A tribute to the elders

I am indebted to a string of professors, supervisors, colleagues, and mentors that have profoundly shaped my academic and professional career. I was fortunate enough to enter the field as an undergrad because my university had a specific social work program that included a clinical field practicum. I adored my professors, all with a wealth of experience offering direct care in a variety of settings or facilitating research. I was inspired by the team of experienced and mostly older, licensed social workers within my practicum site, which was a psychiatric inpatient and community-based program for people needing pretty comprehensive care. Though I worked with my own clients in the program (hoarding, Trichotillomania, Borderline Personality Disorder, developmental disabilities), my graduate school practicum allowed me to dive deeper into more formal individual and group psychotherapy with a caseload of clients struggling with very complex needs.

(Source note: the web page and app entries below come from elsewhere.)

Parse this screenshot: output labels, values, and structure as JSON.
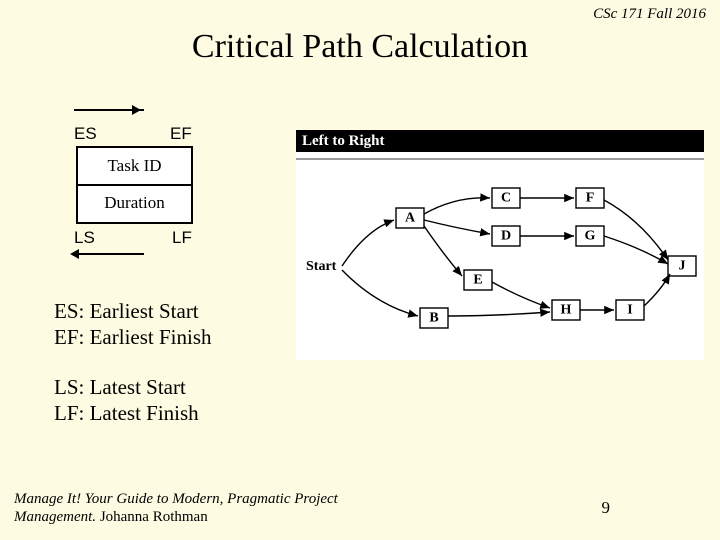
{
  "header": "CSc 171 Fall 2016",
  "title": "Critical Path Calculation",
  "taskbox": {
    "es": "ES",
    "ef": "EF",
    "ls": "LS",
    "lf": "LF",
    "id": "Task ID",
    "dur": "Duration"
  },
  "diagram": {
    "banner": "Left to Right",
    "start": "Start",
    "nodes": [
      "A",
      "B",
      "C",
      "D",
      "E",
      "F",
      "G",
      "H",
      "I",
      "J"
    ]
  },
  "defs": {
    "es": "ES: Earliest Start",
    "ef": "EF: Earliest Finish",
    "ls": "LS: Latest Start",
    "lf": "LF: Latest Finish"
  },
  "footer": {
    "book": "Manage It! Your Guide to Modern, Pragmatic Project Management.",
    "author": " Johanna Rothman",
    "page": "9"
  }
}
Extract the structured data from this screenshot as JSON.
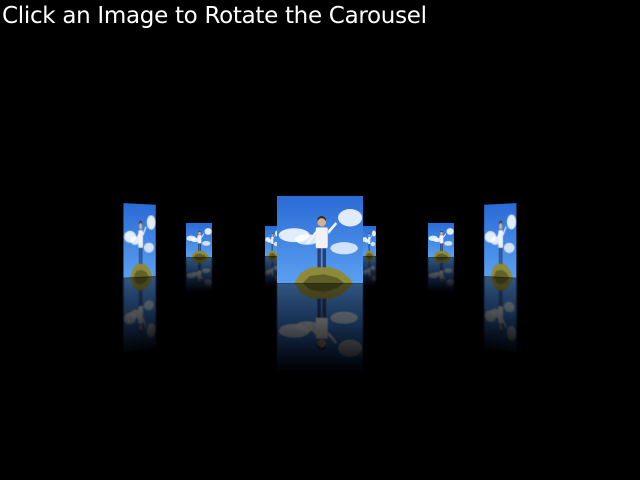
{
  "header": {
    "title": "Click an Image to Rotate the Carousel"
  },
  "carousel": {
    "image_subject": "person-standing-on-rock-under-blue-sky",
    "colors": {
      "sky_top": "#2a6bd6",
      "sky_bottom": "#5aa0f0",
      "cloud": "#ffffff",
      "rock": "#8d8a3a",
      "rock_dark": "#4f5020",
      "shirt": "#f2f2f2",
      "jeans": "#2b3f73"
    }
  }
}
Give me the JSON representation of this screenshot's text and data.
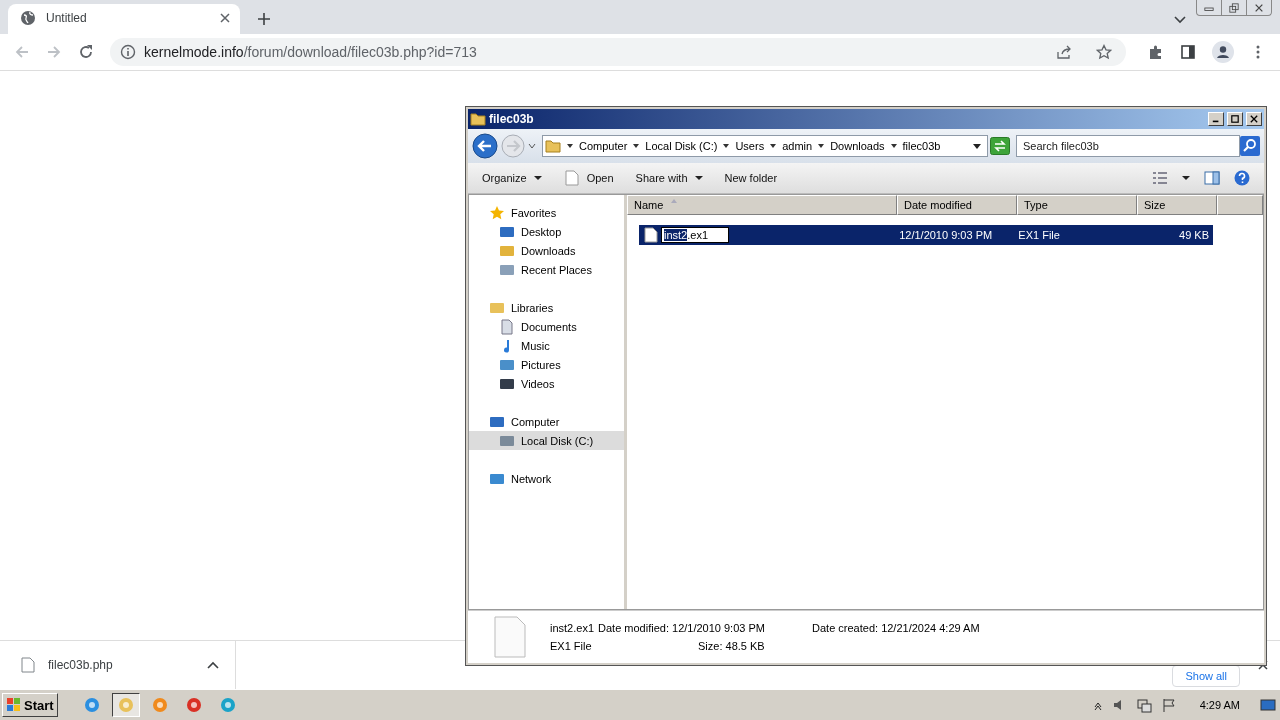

Upon graduation, I worked within a gifted circle of professionals that provided me with licensure supervision as well as rich mentorship that created the foundation I draw upon today. As the years passed, I continued to work alongside talented colleagues providing major influence to me. In more recent years, I’ve received consultation from professionals that I consider truly OG (original gangsters) of both the addiction and trauma and dissociation fields. I have similar feelings toward the yoga, meditation, and spiritual teachers I’ve been luckily enough to learn from.  

When we lean into healthy guidance and support by others that came before, we feel empowered and more skillful. We trust the safety net enough to venture into uncharted territory and take risks. I’ve cultivated such rich experiences in my career because I had a secure base to return to, checking-in with my internal process and receiving feedback. This is reflective of the power of secure attachment in attachment theory research. We only develop a healthy sense of autonomy and confidence when there is proximity to a consistent and safe attachment figure. Therefore, it feels very curious to me when the importance of staying tethered to our field’s leaders is discounted.

I don’t always feel connected to the typical private practice psychotherapy community because it’s often comprised of people my age or younger. The strong entrepreneurial spirit is inspiring! And while that serves a need for me, I also have a fondness toward older psychotherapists that enrich my experience and bring forth their own good medicine. One of my mentors is still seeing clients in her late 70’s and the other retired a couple years ago. The OGs in our field often don’t have flashy websites. They place less emphasis on marketing, assigning reasonable costs to their services or billing insurance to help maintain the longevity of the therapeutic relationship through increasing access to care. They see themselves less as business owners and more as psychotherapists or social workers doing their life’s work. Often, even if they own a private practice, they are still working within teams and active in professional associations or serving on boards. Living in accordance to their values and fostering collaboration is more important than self-promotion. Sure, there are evolving aspects of our field that these folks aren’t quite as hip to, but their wisdom is what I cherish more than anything, specifically as that quality of presence becomes more rare.

The dialectic at hand is one of self-empowerment vs. humility. How do we manifest new ideas while honoring the backdrop of wisdom that came before? The role of student can be such a nourishing one. Personally, cultivating and maintaining relationships with supervisors, consultants/mentors, and yoga + meditation teachers anchors me. Elders provide a reality check when the Ego is taking up space, placing too much emphasis on what we think we need to be “successful”. Conversation in these circles often include more levity and permission to take this difficult work less seriously in some ways. Wisdom knows we never have as much control as we’d like to believe.

A deep bow of gratitude to all the elders, past and present that have laid the groundwork for recovery, healing, and social change. As I continue to walk this path, may I know that I’m never alone. May I trust that I am channeling the medicine you’ve given me out into the world with the essence that is me.

“I come as one, but I stand as 10,000.” -Dr. Maya Angelou